By Jonathan Weisman
Washington Post Staff Writer
Thursday, September 7, 2006
A long-awaited Senate analysis comparing the Bush administration's public statements about the threat posed by Saddam Hussein with the evidence senior officials reviewed in private remains mired in partisan recrimination and will not be released before the November elections, key senators said yesterday.
Instead, the Senate Select Committee on Intelligence will vote today to declassify two less controversial chapters of the panel's report, on the use of intelligence in the run-up to the Iraq war, for release as early as Friday. One chapter has concluded that Iraqi exiles in the Iraqi National Congress, who were subsidized by the U.S. government, tried to influence the views of intelligence officers analyzing Hussein's efforts to create weapons of mass destruction.

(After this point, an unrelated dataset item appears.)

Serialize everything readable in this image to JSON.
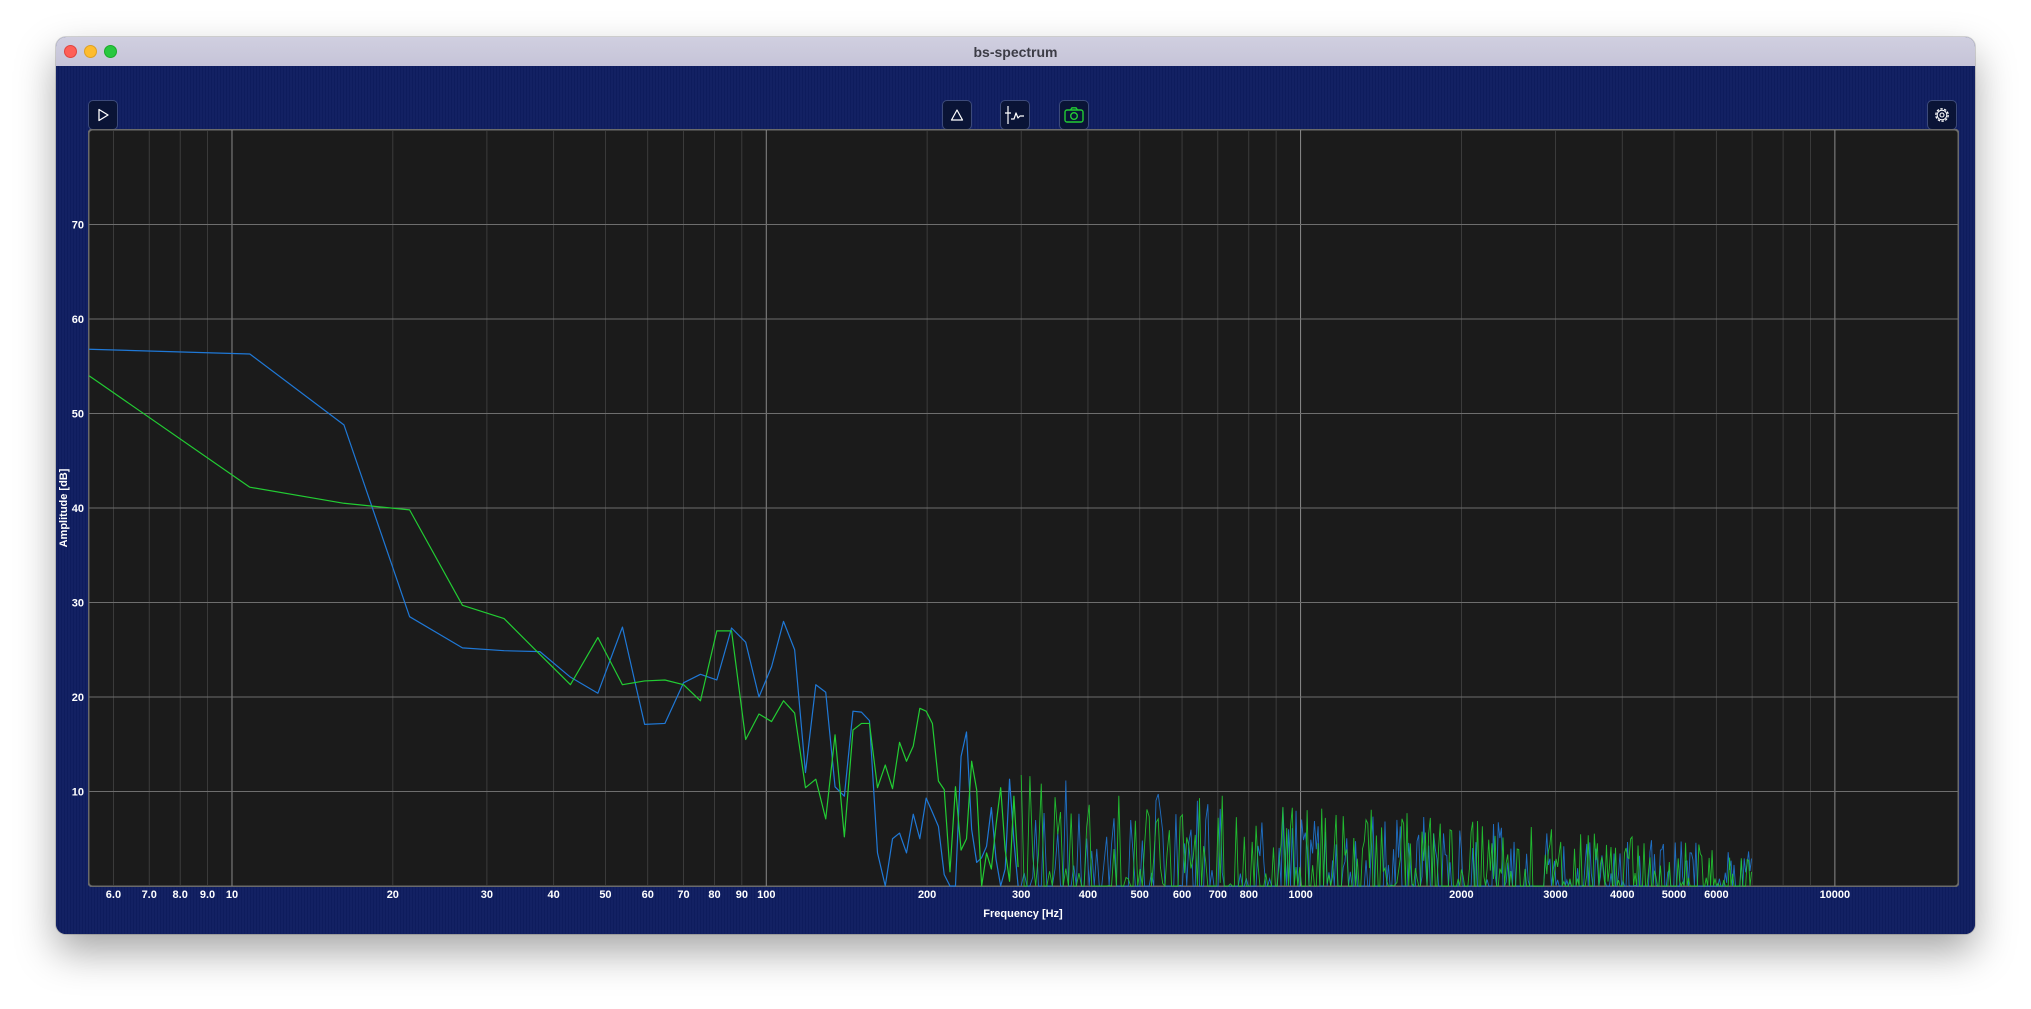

"It is clear to me, at least, that the INC information provided to the Department of Defense was misleading, that the government spent unnecessary amounts of money supporting that group, and all of that helped create bogus reasons to go to war," said Sen. Dianne Feinstein (D-Calif.), a member of the intelligence committee.
Under pressure from Democrats, Republicans on the committee agreed in February 2004 to write a report on the use of prewar intelligence, but the effort has languished amid partisan feuding. Last year, angry Democrats briefly shut down the Senate to protest the pace of the investigation.

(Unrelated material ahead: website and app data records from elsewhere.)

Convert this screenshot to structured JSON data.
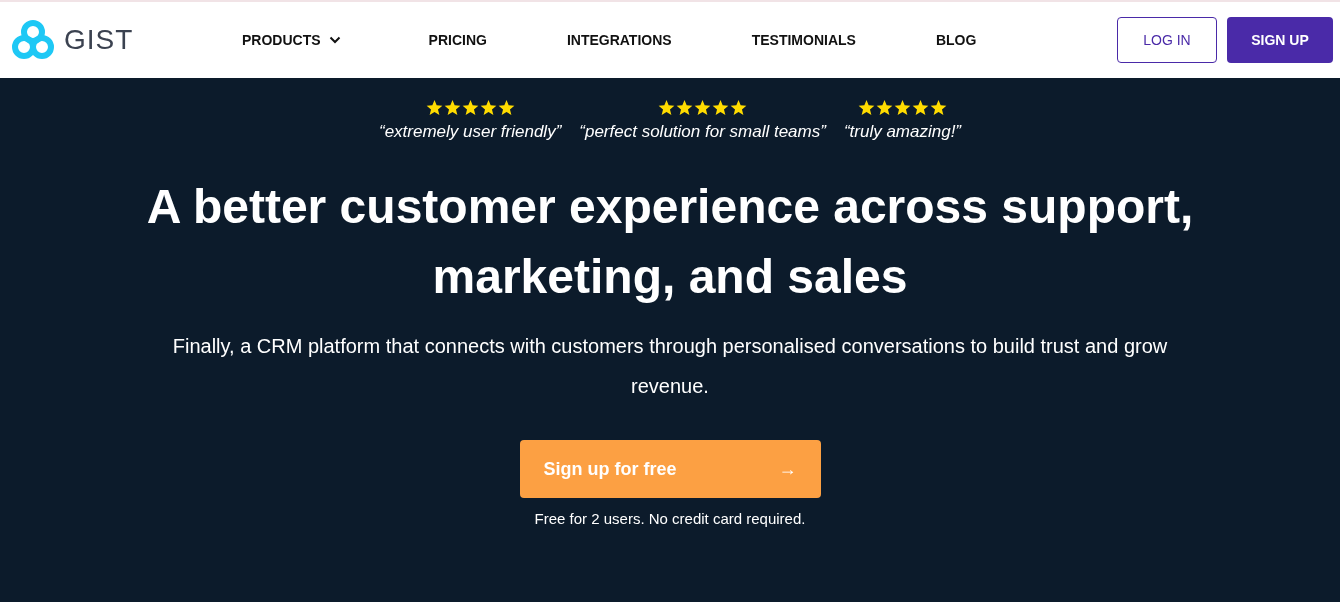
{
  "logo": {
    "text": "GIST"
  },
  "nav": [
    {
      "label": "PRODUCTS",
      "dropdown": true
    },
    {
      "label": "PRICING",
      "dropdown": false
    },
    {
      "label": "INTEGRATIONS",
      "dropdown": false
    },
    {
      "label": "TESTIMONIALS",
      "dropdown": false
    },
    {
      "label": "BLOG",
      "dropdown": false
    }
  ],
  "auth_buttons": [
    {
      "label": "LOG IN",
      "kind": "outline"
    },
    {
      "label": "SIGN UP",
      "kind": "solid"
    }
  ],
  "reviews": [
    {
      "stars": 5,
      "quote": "“extremely user friendly”"
    },
    {
      "stars": 5,
      "quote": "“perfect solution for small teams”"
    },
    {
      "stars": 5,
      "quote": "“truly amazing!”"
    }
  ],
  "headline": "A better customer experience across support, marketing, and sales",
  "subtitle": "Finally, a CRM platform that connects with customers through personalised conversations to build trust and grow revenue.",
  "cta": {
    "label": "Sign up for free",
    "arrow": "→"
  },
  "note": "Free for 2 users. No credit card required."
}
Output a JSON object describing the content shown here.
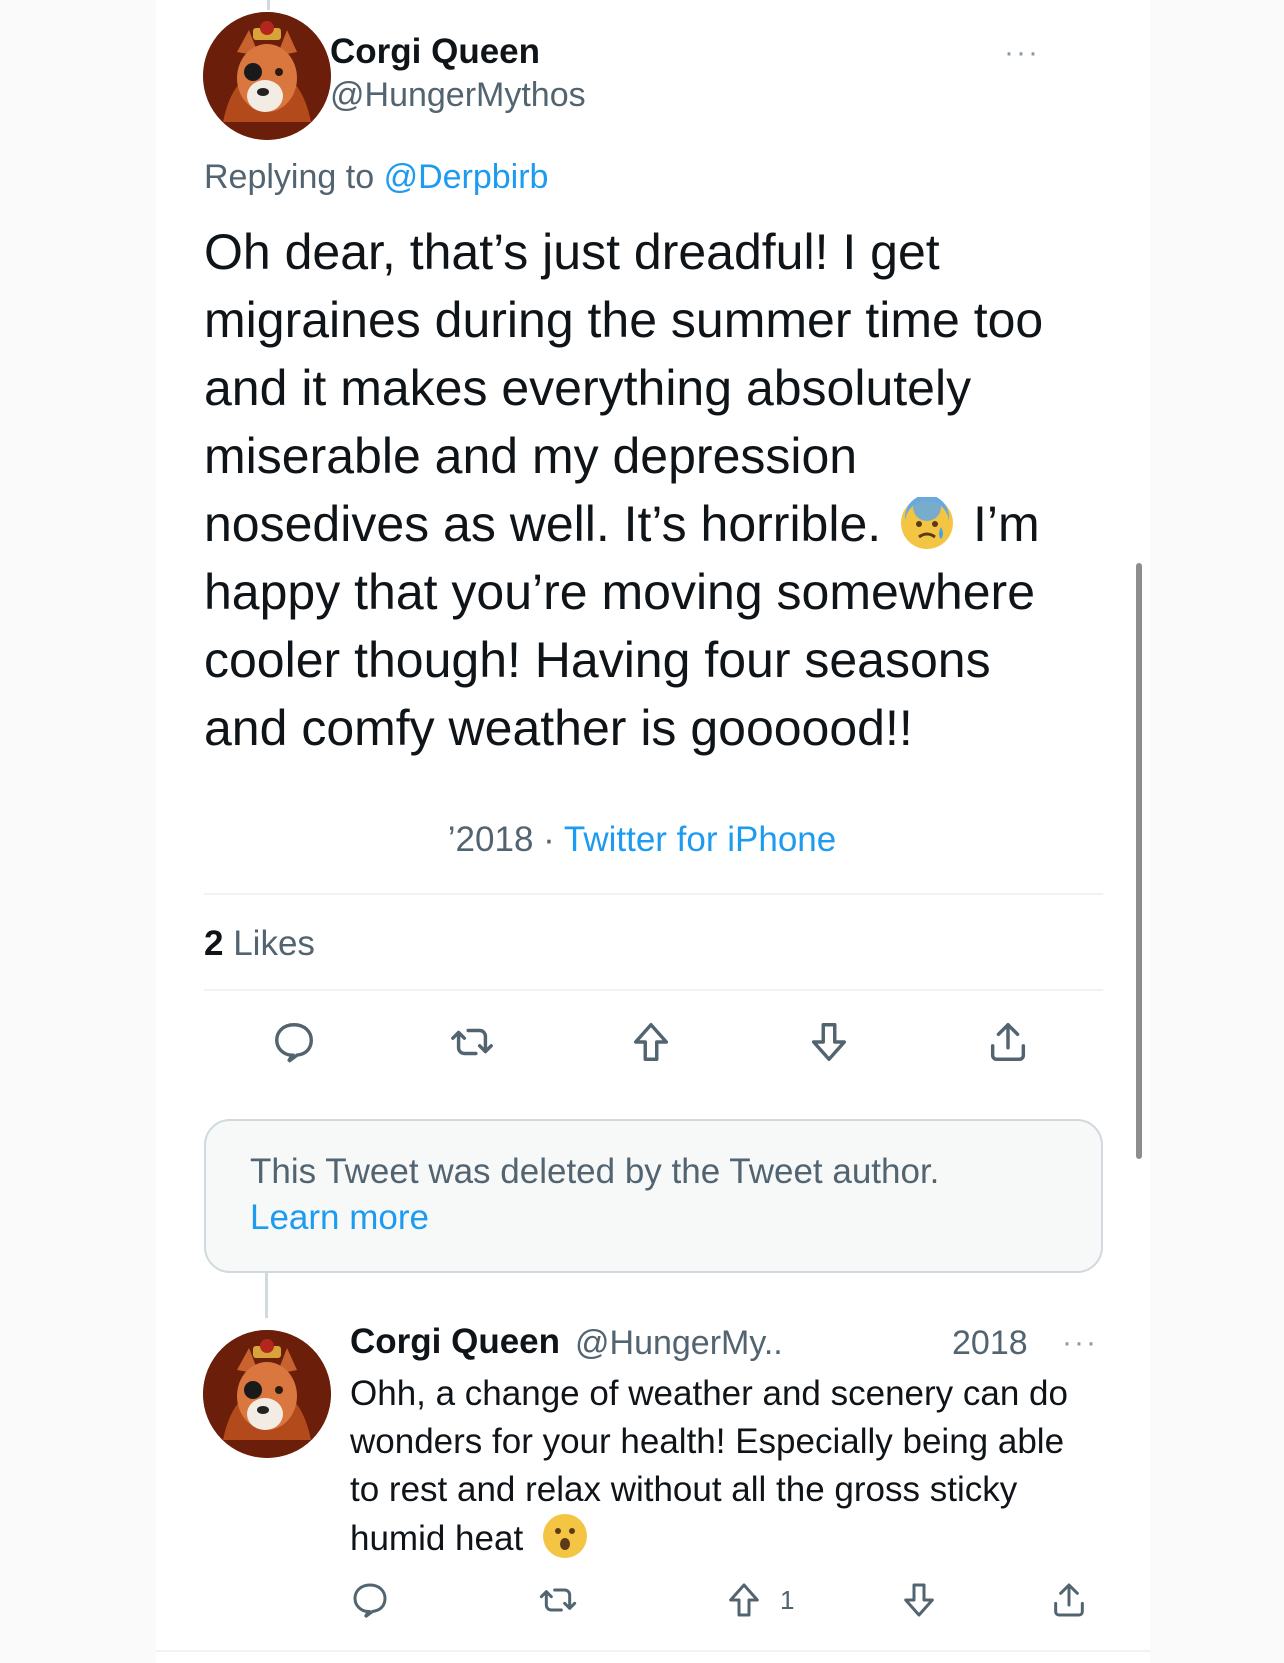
{
  "tweet": {
    "author_name": "Corgi Queen",
    "author_handle": "@HungerMythos",
    "more_glyph": "···",
    "replying_prefix": "Replying to",
    "replying_to": "@Derpbirb",
    "text_part1": "Oh dear, that’s just dreadful! I get migraines during the summer time too and it makes everything absolutely miserable and my depression nosedives as well. It’s horrible.",
    "emoji": "😰",
    "text_part2": "I’m happy that you’re moving somewhere cooler though! Having four seasons and comfy weather is goooood!!",
    "date": "’2018",
    "separator": "·",
    "source": "Twitter for iPhone",
    "likes_count": "2",
    "likes_label": "Likes",
    "actions": [
      "reply-icon",
      "retweet-icon",
      "upvote-icon",
      "downvote-icon",
      "share-icon"
    ]
  },
  "deleted_notice": {
    "text": "This Tweet was deleted by the Tweet author.",
    "link": "Learn more"
  },
  "reply": {
    "author_name": "Corgi Queen",
    "author_handle": "@HungerMy..",
    "date": "2018",
    "more_glyph": "···",
    "text": "Ohh, a change of weather and scenery can do wonders for your health! Especially being able to rest and relax without all the gross sticky humid heat",
    "emoji": "😮",
    "upvote_count": "1",
    "actions": [
      "reply-icon",
      "retweet-icon",
      "upvote-icon",
      "downvote-icon",
      "share-icon"
    ]
  },
  "colors": {
    "accent": "#1d9bf0",
    "secondary_text": "#536471",
    "primary_text": "#0f1419",
    "icon": "#536471"
  }
}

After nearly three years, the heart of the report remains incomplete. Committee Chairman Pat Roberts (R-Kan.) said Democrats produced 511 administration statements to be analyzed, a virtually impossible task. At this point, the section is 800 pages long, accompanied by 40,000 documents, and is nowhere near ready for release, he said.
But with midterm elections two months away, two of five chapters are about to be released. The first examines what, if any, information provided by Iraqi exiles was used in official intelligence estimates. The second compares prewar estimates of Iraq's alleged chemical, biological and nuclear programs with the findings of U.S. weapons hunters, who wrapped up their work empty-handed in December 2004.
Even that limited release may pack a wallop.
"This is a very critical part of our report," Feinstein said. "I am hopeful that it can be adequately declassified so that individuals can see that. If it is, the full import of the INC will be known."
Senate aides said it took two Republican committee members, Chuck Hagel (Neb.) and Olympia J. Snowe (Maine), to force Roberts to act. Republicans on the committee readily conceded that Democrats would be able to pick through the chapters -- especially the INC portion -- to resurrect charges that the Bush administration manipulated intelligence to build a case for war. And Democrats appeared ready to do just that.
"The principle that holds up this country is accountability, and we have not had any," said Sen. John D. Rockefeller IV (W.Va.), the committee's ranking Democrat. "What happened with the INC was remarkable."
But Republicans and Democrats differ sharply on the significance of controversial figures in the INC, such as Ahmed Chalabi. Democrats will say Chalabi and other exiles fueled the drive to war in 2002 by fundamentally distorting the conclusions of several intelligence reports, including a critical, classified estimate of Hussein's capabilities for nuclear, chemical and biological weapons. Republicans have concluded that the exiles had little influence.
"The big question is: Did the INC have any direct input into the 2002 National Intelligence Estimate so as to affect in some way what was in that estimate?" Roberts said. "In my view, the conclusion is there is very little, if any, evidence that took place."
Roberts was emphatic yesterday that the chapter on Iraqi exiles "is a rather old story." The INC's efforts to influence U.S. policy in Iraq date to the early years of the Clinton administration and affected not just the White House but also Congress, he said.
"The allegation that the Bush administration was the first to discover and utilize the INC was simply not true," Roberts said. "It went way back."
Chalabi and the INC had strong supporters in the Bush administration, he conceded, but their biases and motives were widely understood. Ultimately, Chalabi had little to no influence on the critical administration document that convinced many policymakers that Saddam Hussein's weapons program presented a clear threat, Roberts said.
"The whole thing has been a colossal waste of time," said Sen. Christopher S. Bond (R-Mo.), another committee member.
Democratic aides disagreed with Roberts's characterization of the conclusions. Chalabi and senior members of the INC wanted the United States to depose Hussein in hopes that they could seize control of a new Iraqi government, and their efforts to influence intelligence did shape the critical National Intelligence Estimate, the aides said.
Roberts kept the investigation narrowly targeted to the exiles' influence on the intelligence process, beating back Democratic efforts to examine INC contacts with policymakers, the aides said. So the report is silent on Chalabi's efforts to sway Congress and individuals in the Bush administration.
Still, the report should make waves, they said. Democrats are already using Chalabi in their attacks on Defense Secretary Donald H. Rumsfeld, painting the secretary as a gullible dupe to an ambitious con man.
"The U.S. government spent a lot of money on the INC," Feinstein said. "I think it is a very important report."